The job of an interpreter is actually to translate sign or spoken language statement from one to the other. Interpreting is very much dependent keen listening, comprehending and memorizing the information, then the ability to produce and the statement in a another target language. It is the work of the interpreter of sign language to facilitate efficient communication between the deaf and the hearing culture especially when it comes to business.
In Oder to developed language for the deaf it’s always vital to identify the deaf cases among children more so infants. Today, most of the children born with deafness in America are being introduced to the modern learning while have minimal sign language but visual display (Ballantyne,79). Technology has a greatly impacted the development of language among deaf. Although they are few who people who still thrive using the tradition sign language, most of the signs have changed to completely to simpler ones. Once children are early diagnosed with having deafness, it is easier to manage due to the tender age. The child is expected to have chattering fast words at the age of one year.
There are two types of deafness namely d and D deaf. The d deaf is a medical condition while that of type D is a culture. Those with the D deafness embrace and associate with only deaf people. Those of type b do not associate themselves with the other deaf and choose to live solely among the hearing culture. The individuals of type D deafness are majorly depends on the tradition sign communication which is contrary with the typed as most individual hear embrace modern communication. Another difference in the two types of deafness is that most members of type D are born deaf while most of type d acquire deafness in advanced ages (Paul, 56).

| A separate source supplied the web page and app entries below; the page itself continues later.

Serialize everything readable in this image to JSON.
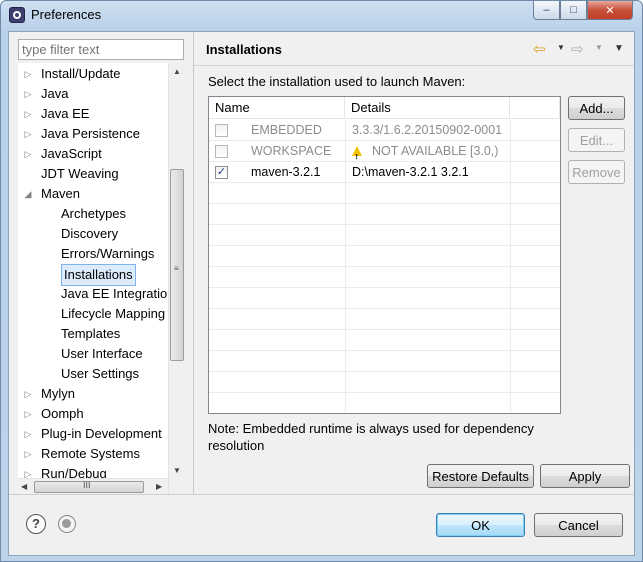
{
  "window": {
    "title": "Preferences",
    "minimize_glyph": "–",
    "maximize_glyph": "□",
    "close_glyph": "✕"
  },
  "sidebar": {
    "filter_placeholder": "type filter text",
    "tree": [
      {
        "label": "Install/Update",
        "level": 0,
        "arrow": "▷"
      },
      {
        "label": "Java",
        "level": 0,
        "arrow": "▷"
      },
      {
        "label": "Java EE",
        "level": 0,
        "arrow": "▷"
      },
      {
        "label": "Java Persistence",
        "level": 0,
        "arrow": "▷"
      },
      {
        "label": "JavaScript",
        "level": 0,
        "arrow": "▷"
      },
      {
        "label": "JDT Weaving",
        "level": 0,
        "arrow": ""
      },
      {
        "label": "Maven",
        "level": 0,
        "arrow": "◢"
      },
      {
        "label": "Archetypes",
        "level": 1,
        "arrow": ""
      },
      {
        "label": "Discovery",
        "level": 1,
        "arrow": ""
      },
      {
        "label": "Errors/Warnings",
        "level": 1,
        "arrow": ""
      },
      {
        "label": "Installations",
        "level": 1,
        "arrow": "",
        "selected": true
      },
      {
        "label": "Java EE Integration",
        "level": 1,
        "arrow": ""
      },
      {
        "label": "Lifecycle Mapping",
        "level": 1,
        "arrow": ""
      },
      {
        "label": "Templates",
        "level": 1,
        "arrow": ""
      },
      {
        "label": "User Interface",
        "level": 1,
        "arrow": ""
      },
      {
        "label": "User Settings",
        "level": 1,
        "arrow": ""
      },
      {
        "label": "Mylyn",
        "level": 0,
        "arrow": "▷"
      },
      {
        "label": "Oomph",
        "level": 0,
        "arrow": "▷"
      },
      {
        "label": "Plug-in Development",
        "level": 0,
        "arrow": "▷"
      },
      {
        "label": "Remote Systems",
        "level": 0,
        "arrow": "▷"
      },
      {
        "label": "Run/Debug",
        "level": 0,
        "arrow": "▷"
      }
    ],
    "hscroll_grip": "III"
  },
  "page": {
    "title": "Installations",
    "description": "Select the installation used to launch Maven:",
    "table": {
      "columns": [
        "Name",
        "Details"
      ],
      "rows": [
        {
          "checked": false,
          "disabled": true,
          "name": "EMBEDDED",
          "details": "3.3.3/1.6.2.20150902-0001",
          "warning": false
        },
        {
          "checked": false,
          "disabled": true,
          "name": "WORKSPACE",
          "details": "NOT AVAILABLE [3.0,)",
          "warning": true
        },
        {
          "checked": true,
          "disabled": false,
          "name": "maven-3.2.1",
          "details": "D:\\maven-3.2.1 3.2.1",
          "warning": false
        }
      ],
      "check_glyph": "✓"
    },
    "buttons": {
      "add": "Add...",
      "edit": "Edit...",
      "remove": "Remove",
      "restore_defaults": "Restore Defaults",
      "apply": "Apply"
    },
    "note": "Note: Embedded runtime is always used for dependency resolution"
  },
  "footer": {
    "help_glyph": "?",
    "ok": "OK",
    "cancel": "Cancel"
  },
  "colors": {
    "selection_bg": "#dcecfc",
    "selection_border": "#7eb4ea",
    "warning": "#f2c200",
    "title_bar": "#b9d1ea"
  }
}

Ballantyne, John C. Deafness. Edinburgh: Churchill Livingstone, 2005. Print.
Martin, David S. Advances in Cognition, Education, and Deafness. Washington, D.C: Gallaudet University Press, 2001. Print.
Paul, Peter V, and Stephen P. Quigley. Education and Deafness. New York: Longman, 2000. Print.
Wright, David. Deafness. New York: Stein and Day, 2008. Print.